- This Qure.ai blog details the challenges it overcame with its qER Head CT algorithm, including developing the algorithm to support CT’s 3D images and high resolution as well as the validation hurdles it faced due to the low prevalence of abnormalities, the need to create a dataset enriched with positives, and steps required to support radiologist reading.
- In this blog post, Nuance Healthcare’s Diagnostic Division GM and VP, Karen Holzberger, shared some real-world examples of how PowerShare is helping providers #DitchTheDisk and improve patient experiences.
- The POCUS Systems founding team has over 80 years of combined experience in the ultrasound industry.
- In this Carestream video, orthopaedic surgeon Dr. Bryan Den Hartog presents clinical images illustrating traditional CT vs. extremity CT imaging and discusses how the image resolution in the OnSight 3D Extremity System helps in his practice.

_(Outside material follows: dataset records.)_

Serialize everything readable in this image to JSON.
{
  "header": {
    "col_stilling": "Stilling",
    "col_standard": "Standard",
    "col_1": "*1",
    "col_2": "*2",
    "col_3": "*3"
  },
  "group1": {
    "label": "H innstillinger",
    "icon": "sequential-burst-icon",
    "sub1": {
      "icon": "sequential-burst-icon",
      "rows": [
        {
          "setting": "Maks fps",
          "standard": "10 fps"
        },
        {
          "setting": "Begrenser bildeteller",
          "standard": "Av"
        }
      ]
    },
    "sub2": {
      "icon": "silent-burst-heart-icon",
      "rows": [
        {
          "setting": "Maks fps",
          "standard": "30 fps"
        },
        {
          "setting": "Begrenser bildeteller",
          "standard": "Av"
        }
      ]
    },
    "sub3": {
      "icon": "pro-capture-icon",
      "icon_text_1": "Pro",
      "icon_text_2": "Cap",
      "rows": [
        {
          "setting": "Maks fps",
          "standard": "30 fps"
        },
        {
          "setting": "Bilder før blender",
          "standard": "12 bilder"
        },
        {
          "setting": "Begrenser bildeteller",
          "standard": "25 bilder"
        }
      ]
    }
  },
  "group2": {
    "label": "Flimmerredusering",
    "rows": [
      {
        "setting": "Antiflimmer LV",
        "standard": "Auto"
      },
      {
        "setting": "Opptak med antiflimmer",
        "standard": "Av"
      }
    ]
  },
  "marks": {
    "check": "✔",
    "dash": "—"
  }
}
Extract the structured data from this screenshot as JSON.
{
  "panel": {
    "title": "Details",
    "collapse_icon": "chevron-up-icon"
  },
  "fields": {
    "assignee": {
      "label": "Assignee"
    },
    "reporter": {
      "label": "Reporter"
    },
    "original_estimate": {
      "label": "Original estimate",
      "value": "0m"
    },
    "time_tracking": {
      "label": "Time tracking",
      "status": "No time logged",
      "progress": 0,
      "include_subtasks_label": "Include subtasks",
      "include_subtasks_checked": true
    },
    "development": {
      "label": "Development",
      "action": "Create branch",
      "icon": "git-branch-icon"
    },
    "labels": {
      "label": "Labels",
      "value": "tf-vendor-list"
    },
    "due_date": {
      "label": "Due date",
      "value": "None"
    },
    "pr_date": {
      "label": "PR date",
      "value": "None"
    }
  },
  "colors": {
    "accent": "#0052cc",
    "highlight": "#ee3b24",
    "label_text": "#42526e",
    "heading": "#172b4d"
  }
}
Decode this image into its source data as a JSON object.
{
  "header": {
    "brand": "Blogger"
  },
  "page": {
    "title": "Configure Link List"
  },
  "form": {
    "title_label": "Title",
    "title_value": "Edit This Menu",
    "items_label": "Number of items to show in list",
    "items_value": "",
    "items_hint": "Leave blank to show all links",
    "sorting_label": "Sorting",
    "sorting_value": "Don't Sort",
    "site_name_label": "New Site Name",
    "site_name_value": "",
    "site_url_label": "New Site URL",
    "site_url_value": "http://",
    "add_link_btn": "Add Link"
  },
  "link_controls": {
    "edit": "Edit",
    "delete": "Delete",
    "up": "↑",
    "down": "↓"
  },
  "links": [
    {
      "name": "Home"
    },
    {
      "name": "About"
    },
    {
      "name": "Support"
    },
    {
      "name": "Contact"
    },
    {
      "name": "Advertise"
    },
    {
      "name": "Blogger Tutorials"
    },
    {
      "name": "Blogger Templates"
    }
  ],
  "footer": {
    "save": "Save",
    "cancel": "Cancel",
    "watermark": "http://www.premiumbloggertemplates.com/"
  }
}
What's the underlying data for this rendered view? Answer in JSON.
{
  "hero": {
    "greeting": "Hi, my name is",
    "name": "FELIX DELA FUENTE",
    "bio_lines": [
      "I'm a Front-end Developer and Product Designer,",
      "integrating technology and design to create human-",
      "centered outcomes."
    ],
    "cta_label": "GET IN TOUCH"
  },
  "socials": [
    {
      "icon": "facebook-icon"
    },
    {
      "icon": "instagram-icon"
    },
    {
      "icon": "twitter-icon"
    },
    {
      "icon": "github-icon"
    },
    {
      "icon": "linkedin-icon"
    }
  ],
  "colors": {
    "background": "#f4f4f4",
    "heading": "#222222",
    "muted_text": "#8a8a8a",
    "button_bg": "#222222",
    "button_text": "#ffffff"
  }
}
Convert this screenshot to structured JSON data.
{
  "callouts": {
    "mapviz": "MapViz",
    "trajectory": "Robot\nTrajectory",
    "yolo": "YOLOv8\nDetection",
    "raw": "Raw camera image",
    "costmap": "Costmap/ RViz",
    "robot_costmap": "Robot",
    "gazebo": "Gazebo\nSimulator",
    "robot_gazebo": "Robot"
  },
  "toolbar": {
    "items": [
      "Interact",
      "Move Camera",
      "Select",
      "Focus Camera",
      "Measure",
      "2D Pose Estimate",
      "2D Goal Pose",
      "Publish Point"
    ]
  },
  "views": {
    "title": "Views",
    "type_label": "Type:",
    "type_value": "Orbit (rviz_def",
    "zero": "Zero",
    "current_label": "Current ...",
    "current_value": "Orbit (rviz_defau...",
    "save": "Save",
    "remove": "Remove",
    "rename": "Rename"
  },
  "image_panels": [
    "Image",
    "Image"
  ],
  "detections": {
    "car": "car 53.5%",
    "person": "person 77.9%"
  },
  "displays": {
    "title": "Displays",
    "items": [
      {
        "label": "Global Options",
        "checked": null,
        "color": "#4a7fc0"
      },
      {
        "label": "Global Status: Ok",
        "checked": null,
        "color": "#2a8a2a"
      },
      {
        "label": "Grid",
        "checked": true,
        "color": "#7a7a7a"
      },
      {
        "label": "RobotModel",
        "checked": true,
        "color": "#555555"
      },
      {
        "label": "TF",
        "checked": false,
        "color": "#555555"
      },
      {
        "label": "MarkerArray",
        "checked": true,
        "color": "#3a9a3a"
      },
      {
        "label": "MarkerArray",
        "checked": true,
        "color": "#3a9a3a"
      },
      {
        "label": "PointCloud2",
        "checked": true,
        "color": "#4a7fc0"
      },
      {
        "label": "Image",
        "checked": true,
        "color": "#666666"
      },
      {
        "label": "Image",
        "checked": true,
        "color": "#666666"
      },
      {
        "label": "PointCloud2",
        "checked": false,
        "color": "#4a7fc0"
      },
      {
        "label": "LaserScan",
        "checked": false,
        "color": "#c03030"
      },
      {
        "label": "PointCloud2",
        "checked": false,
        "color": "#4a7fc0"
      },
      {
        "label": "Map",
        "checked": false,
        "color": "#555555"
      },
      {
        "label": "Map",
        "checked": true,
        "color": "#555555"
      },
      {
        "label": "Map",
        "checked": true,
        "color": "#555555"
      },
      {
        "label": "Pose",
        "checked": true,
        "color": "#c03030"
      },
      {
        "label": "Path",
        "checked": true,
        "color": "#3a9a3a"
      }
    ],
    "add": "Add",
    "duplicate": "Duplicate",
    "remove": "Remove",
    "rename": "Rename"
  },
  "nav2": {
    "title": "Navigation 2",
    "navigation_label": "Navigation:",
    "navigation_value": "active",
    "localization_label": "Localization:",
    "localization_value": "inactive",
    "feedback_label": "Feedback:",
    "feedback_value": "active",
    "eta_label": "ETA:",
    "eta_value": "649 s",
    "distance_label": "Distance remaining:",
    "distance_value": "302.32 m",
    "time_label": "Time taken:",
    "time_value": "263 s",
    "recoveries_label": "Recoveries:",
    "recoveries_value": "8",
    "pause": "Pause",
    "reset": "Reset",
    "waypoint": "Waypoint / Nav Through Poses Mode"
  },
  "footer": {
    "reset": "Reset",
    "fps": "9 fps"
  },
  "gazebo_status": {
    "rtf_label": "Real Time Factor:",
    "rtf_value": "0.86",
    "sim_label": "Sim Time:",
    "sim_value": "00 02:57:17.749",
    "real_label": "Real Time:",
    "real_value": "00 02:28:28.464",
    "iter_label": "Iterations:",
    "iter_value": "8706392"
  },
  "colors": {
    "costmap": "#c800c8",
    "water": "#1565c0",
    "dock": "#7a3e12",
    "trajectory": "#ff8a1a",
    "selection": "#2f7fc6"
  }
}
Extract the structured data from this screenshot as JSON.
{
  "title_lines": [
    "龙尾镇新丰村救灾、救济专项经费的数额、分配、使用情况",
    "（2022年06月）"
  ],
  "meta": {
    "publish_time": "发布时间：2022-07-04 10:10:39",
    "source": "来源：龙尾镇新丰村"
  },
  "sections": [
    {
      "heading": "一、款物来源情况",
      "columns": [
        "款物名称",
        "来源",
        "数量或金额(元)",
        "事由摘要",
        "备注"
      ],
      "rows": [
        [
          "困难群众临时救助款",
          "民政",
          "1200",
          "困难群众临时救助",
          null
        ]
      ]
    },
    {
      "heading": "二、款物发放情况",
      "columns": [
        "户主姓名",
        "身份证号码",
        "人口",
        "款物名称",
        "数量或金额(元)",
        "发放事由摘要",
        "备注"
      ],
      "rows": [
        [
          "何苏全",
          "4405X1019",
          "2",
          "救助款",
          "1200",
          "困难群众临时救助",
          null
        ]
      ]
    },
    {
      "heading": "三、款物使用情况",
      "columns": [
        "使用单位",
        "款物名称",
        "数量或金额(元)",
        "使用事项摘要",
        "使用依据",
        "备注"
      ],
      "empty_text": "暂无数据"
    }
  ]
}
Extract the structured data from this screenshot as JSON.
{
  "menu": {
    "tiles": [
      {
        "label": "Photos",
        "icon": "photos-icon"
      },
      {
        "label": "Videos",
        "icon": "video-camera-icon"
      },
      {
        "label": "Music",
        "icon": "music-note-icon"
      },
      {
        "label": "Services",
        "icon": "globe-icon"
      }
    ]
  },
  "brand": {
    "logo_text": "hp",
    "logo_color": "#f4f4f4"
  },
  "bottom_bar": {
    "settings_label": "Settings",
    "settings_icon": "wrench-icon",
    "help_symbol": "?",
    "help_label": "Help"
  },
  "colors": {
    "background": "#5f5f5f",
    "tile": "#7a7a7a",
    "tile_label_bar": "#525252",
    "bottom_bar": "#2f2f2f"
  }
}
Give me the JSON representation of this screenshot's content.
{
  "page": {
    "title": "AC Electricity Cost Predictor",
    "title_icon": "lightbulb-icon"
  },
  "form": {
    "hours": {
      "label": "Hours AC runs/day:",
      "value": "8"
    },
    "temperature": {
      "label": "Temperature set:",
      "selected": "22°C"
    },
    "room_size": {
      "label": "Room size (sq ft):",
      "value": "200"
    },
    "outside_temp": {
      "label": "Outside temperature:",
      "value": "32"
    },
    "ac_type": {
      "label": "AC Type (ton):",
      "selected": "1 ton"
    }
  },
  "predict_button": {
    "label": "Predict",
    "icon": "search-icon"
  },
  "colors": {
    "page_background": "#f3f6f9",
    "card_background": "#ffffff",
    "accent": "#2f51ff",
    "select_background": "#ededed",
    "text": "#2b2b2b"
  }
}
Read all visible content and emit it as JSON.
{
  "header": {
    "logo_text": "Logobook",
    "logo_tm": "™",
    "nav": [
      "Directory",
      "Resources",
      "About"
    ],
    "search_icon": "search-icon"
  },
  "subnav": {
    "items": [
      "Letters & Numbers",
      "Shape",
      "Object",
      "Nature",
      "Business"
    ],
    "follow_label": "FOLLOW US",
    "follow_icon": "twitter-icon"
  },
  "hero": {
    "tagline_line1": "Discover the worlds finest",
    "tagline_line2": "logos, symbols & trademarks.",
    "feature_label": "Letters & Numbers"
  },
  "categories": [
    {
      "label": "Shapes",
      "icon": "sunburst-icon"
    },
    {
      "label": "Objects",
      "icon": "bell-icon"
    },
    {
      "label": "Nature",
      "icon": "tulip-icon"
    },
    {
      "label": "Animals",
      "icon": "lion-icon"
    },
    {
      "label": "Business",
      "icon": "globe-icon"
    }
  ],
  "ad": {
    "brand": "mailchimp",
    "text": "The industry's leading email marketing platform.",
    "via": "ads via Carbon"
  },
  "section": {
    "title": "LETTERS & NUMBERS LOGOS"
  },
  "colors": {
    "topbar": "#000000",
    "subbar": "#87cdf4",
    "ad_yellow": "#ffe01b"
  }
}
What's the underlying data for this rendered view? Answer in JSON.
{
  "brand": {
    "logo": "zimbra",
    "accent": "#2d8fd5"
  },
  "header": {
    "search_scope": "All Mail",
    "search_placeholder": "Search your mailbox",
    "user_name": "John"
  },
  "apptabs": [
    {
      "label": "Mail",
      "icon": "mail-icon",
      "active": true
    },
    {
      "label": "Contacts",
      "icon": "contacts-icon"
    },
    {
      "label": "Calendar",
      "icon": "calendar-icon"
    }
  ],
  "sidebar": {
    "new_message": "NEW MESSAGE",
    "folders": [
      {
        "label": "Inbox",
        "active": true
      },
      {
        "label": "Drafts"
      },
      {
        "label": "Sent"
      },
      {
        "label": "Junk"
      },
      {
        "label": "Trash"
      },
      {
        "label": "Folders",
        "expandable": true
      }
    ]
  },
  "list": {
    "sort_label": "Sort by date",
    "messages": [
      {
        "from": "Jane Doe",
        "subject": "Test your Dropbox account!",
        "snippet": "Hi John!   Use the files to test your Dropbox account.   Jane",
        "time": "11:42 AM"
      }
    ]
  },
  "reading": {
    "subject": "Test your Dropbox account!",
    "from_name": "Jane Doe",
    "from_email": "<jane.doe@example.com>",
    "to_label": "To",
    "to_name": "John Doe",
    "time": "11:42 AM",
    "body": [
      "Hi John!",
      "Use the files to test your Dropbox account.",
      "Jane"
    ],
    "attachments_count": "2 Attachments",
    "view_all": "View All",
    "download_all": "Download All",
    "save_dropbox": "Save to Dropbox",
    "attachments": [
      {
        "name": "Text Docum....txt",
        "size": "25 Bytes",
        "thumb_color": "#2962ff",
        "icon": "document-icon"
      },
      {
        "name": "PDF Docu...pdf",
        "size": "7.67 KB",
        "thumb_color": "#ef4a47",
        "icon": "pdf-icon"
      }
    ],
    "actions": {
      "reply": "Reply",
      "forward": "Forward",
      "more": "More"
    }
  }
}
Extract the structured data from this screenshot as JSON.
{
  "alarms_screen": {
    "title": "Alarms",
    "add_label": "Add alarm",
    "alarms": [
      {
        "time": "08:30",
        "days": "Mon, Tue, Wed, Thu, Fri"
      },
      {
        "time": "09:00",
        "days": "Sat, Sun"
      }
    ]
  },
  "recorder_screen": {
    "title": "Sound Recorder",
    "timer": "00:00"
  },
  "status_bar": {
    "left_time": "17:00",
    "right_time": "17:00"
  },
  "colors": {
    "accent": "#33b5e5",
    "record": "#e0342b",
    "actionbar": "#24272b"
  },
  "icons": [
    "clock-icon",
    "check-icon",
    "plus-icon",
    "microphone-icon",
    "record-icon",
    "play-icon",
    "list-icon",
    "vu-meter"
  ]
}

- Focus Ultrasound-funded device maker, Carthera, received FDA approval to begin Phase 1/2a clinical trial on SonoCloud, its low-intensity pulsed ultrasound device for recurrent glioblastoma (GBM) patients treated with carboplatin.